1590s, "repugnance excited by something offensive or loathsome," from French desgoust "strong dislike, repugnance," literally "distaste" (16c., Modern French dégoût), from desgouster "have a distaste for," from des- "opposite of" (see dis-) + gouster "taste," from Latin gustare "to taste" (from PIE root *geus- "to taste; to choose"). The literal sense, "distaste, aversion to the taste of," is from 1610s in English.
c. 1600, "have a strong distaste for or repugnance to," from French desgouster "have a distaste for" (16c.), from desgoust "distaste," also "strong dislike" (see disgust (n.)).
The sense has strengthened over time in English, and subject and object have been reversed; the older use looks like this: "It is not very palatable, which makes some disgust it" (1660s). The reverse sense of "to excite nausea and loathing in" is attested from 1640s. Related: Disgusted; disgusting.
"causing disgust, offensive to the taste physically, morally, or aesthetically," 1754, present-participle adjective from disgust (v.). Related: Disgustingly. Disgustful "causing disgust" (1610s) was "Very common in 17-18th c." [OED].
1540s (implied in disliking), "be displeased with, regard with some aversion or displeasure," a hybrid which ousted native mislike as the opposite of like (v.). In common with disgust, it sometimes reversed the direction of its action and meant (in this case) "annoy, vex, displease" (1570s), but this sense is archaic or obsolete. Related: Disliked; disliking. The noun sense of "feeling of being displeased" is from 1590s. English in 16c. also had dislove "hate, cease to love," but it did not survive.
It forms all or part of: Angus; choice; choose; degustation; disgust; Fergus; gustation; gustatory; gusto; ragout; Valkyrie.
It is the hypothetical source of/evidence for its existence is provided by: Sanskrit jus- "enjoy, be pleased;" Avestan zaosa- "pleasure," Old Persian dauš- "enjoy;" Greek geuesthai "to taste;" Latin gustare "to taste, take a little of;" Old English cosan, cesan, Gothic kausjan "to test, to taste of," Old High German koston "try," German kosten "taste of."
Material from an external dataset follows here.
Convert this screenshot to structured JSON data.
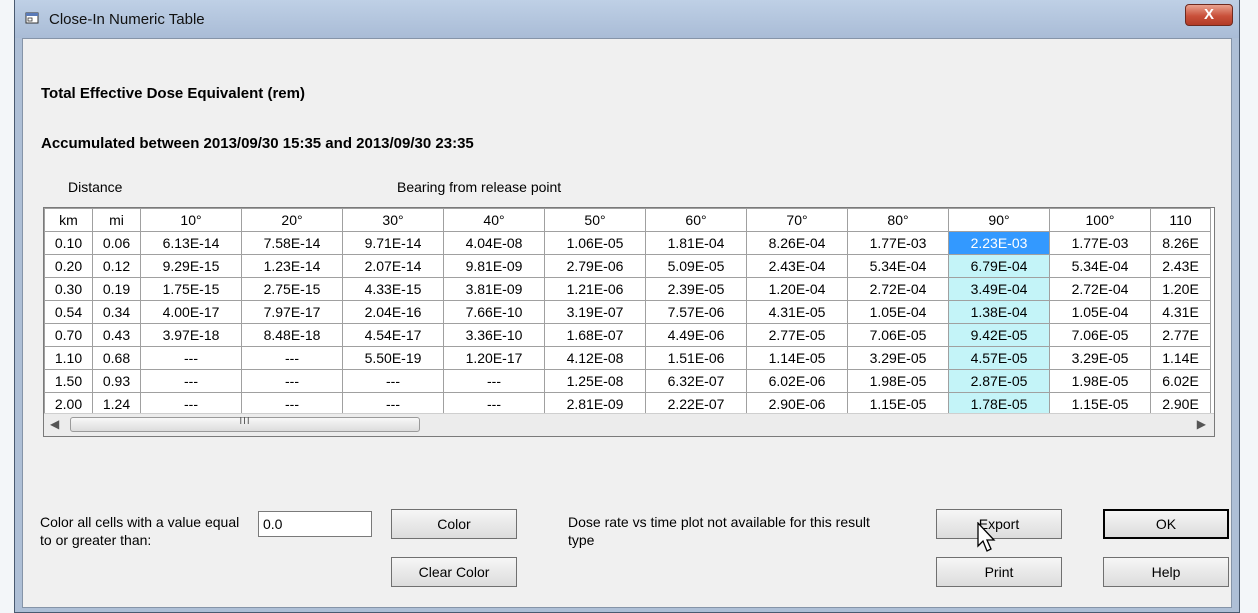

vocalic gesture originally expressing weariness, disgust, etc., attested from c. 1600.
1765, imitative of the sound of a cough; as an interjection of disgust, recorded from 1822. Form ough is from 1560s.